That said, let us describe each of the three sections in a Case.
The first section is the Argument:
Here you will assume a theory and argue, on the basis of that theory, to a conclusion. Your conclusion will be either "the act of __ is morally right" or "the act of __ is morally wrong". So, for example, in the above case your conclusion will either be "the act of Ms Bradely's aborting her pregnancy is morally right" or "the act of Ms. Bradely's aborting her pregnancy is morally right", whichever conclusion you think best follows from the theoretical assumption you've made. Then you will actually give an argument, preferably in paragraph form, to show that the conclusion does follow from the theory you've assumed. Presumably you will give the best argument you can.
The second section is the Critical Analysis:
Here you have the opportunity to criticize each other's arguments. You will be paired off with a partner and you will exchange your arguments. It is open to you to criticize any of the steps in your partner's argument and any of the assumptions your partner makes--either explicitly or implicitly and including the theory she or he has assumed. It is not open to you to criticize your partner. You are encouraged to see me if you do not understand the difference. You must state your criticisms clearly and carefully and provide appropriate justification.
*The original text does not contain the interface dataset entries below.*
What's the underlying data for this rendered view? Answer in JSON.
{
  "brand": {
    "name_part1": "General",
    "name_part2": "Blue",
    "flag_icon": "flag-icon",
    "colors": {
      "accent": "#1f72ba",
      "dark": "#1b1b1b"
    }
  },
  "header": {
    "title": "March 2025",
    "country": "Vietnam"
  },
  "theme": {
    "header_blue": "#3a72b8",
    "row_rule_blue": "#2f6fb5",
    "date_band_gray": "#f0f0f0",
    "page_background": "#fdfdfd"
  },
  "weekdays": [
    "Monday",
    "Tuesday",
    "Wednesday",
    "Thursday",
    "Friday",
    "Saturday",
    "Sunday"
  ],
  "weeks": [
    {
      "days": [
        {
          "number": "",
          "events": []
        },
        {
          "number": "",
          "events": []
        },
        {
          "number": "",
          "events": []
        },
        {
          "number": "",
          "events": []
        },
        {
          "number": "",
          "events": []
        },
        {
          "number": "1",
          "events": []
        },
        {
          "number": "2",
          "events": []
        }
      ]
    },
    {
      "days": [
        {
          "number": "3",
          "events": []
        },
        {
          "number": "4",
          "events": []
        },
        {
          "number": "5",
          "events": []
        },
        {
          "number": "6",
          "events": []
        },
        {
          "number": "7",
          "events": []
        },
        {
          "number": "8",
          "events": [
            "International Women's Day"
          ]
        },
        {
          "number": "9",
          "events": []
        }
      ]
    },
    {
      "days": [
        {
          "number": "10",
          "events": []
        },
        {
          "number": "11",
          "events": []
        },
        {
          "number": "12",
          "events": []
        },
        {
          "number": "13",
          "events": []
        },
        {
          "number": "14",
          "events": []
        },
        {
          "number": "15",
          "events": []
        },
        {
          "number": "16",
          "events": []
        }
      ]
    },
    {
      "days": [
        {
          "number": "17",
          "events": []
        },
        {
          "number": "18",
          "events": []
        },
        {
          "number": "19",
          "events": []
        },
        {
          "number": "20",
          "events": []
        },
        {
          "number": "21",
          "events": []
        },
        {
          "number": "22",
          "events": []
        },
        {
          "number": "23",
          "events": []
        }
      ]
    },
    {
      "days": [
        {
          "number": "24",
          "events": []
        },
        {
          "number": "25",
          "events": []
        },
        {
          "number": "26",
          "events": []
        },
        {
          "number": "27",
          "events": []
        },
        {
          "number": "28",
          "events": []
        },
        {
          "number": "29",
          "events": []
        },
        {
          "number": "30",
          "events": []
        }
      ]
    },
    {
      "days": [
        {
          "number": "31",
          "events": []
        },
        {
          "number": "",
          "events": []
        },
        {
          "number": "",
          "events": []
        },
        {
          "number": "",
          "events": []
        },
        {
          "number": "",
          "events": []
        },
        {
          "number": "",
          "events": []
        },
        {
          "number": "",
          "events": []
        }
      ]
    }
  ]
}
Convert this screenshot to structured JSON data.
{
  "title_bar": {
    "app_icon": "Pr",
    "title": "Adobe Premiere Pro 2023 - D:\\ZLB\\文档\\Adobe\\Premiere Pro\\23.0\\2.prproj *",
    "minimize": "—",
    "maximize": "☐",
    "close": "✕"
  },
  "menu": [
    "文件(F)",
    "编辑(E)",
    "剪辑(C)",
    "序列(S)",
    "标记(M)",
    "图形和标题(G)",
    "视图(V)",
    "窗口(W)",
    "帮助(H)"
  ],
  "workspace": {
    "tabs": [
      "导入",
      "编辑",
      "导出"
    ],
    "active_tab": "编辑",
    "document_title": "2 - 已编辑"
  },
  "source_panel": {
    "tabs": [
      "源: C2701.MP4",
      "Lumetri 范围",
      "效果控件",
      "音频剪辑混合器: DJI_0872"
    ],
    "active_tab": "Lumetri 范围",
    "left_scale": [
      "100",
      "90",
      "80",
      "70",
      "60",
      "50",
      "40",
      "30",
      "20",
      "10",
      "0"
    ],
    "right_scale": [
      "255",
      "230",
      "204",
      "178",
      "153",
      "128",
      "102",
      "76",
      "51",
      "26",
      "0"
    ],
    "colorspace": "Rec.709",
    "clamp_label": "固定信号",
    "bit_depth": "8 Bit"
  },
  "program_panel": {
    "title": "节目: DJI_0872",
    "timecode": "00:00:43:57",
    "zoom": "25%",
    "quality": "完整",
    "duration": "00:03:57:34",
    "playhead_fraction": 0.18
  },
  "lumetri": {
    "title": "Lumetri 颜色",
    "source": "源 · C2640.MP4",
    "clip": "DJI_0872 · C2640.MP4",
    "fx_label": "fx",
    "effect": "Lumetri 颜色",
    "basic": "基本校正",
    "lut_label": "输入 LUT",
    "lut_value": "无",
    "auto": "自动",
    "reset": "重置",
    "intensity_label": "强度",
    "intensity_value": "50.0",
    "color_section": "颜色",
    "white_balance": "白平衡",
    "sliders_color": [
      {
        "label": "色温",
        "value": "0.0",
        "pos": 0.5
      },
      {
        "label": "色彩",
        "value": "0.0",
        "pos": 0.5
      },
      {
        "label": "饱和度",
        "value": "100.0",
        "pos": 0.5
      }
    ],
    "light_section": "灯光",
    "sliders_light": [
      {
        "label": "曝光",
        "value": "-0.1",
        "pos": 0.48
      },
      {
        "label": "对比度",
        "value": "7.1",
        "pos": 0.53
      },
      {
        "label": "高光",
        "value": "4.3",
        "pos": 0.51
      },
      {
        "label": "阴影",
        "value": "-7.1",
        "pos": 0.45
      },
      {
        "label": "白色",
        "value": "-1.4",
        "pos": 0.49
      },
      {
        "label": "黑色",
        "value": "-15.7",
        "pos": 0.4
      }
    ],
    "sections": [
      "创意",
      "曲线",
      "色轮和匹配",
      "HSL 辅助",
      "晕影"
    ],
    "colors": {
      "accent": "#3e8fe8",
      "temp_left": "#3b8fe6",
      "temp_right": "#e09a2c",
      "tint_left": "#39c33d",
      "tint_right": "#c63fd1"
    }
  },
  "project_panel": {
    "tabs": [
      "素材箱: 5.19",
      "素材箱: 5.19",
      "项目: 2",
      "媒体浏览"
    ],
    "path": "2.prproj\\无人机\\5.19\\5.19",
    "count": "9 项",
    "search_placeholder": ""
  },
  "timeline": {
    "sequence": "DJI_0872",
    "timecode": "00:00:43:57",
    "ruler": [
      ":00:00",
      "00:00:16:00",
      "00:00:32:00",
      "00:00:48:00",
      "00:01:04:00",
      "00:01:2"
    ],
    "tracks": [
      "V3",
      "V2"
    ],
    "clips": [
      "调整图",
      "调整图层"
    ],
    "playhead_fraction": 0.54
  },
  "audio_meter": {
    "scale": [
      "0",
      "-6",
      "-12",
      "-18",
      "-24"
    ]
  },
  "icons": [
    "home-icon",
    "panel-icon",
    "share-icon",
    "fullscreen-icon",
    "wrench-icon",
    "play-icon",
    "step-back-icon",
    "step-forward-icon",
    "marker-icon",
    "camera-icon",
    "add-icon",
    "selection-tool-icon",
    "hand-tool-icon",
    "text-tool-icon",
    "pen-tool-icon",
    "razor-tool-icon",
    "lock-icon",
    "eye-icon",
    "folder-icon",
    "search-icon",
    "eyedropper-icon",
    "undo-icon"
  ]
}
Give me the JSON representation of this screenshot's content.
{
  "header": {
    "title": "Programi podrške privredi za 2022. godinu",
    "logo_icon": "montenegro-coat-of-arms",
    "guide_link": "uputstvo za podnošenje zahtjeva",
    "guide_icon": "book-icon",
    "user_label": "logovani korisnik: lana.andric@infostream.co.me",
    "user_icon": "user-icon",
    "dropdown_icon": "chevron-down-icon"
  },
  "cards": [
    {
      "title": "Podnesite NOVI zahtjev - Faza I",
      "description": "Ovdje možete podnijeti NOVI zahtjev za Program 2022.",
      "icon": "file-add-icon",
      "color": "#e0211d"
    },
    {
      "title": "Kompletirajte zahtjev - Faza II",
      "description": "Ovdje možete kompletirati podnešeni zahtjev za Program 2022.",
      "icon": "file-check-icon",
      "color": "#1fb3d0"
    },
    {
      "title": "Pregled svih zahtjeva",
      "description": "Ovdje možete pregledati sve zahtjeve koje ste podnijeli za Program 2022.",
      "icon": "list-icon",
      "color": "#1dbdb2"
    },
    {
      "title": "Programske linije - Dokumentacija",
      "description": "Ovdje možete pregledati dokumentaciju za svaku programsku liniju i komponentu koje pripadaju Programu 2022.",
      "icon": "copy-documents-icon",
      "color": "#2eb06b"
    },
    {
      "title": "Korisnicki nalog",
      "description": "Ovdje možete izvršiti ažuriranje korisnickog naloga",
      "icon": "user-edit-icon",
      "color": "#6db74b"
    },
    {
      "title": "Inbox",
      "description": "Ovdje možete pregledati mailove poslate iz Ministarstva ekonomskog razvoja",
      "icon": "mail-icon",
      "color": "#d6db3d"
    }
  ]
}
The third and final section is the Response:
Here you have the opportunity to respond to your partner's criticisms. Your responses should be to show that (and how) your partner's criticisms fail, or to show that a better argument can be made for your conclusion which does not have the same problems as your first argument.
So that's the content of your case. The format should be followed precisely as the following outline.
Following the format precisely means that everything in your email should appear exactly as it does above, except, of course, what is in parentheses. Thus, "ARGUMENT" should be in all-caps and should be preceded by a series of dashes to demarcate the section.
Finally, some students find it odd or disconcerting that their case will include some of their partner's work - i.e., the Critical Analysis. They go to great lengths to include their own critical analysis, which only confuses me. I am very easily confused, so please do not include your critical analysis. A case should read like a point/counterpoint/counter-counterpoint debate. Your partner will include your critical analysis with her case, and you will be duly credited for your work.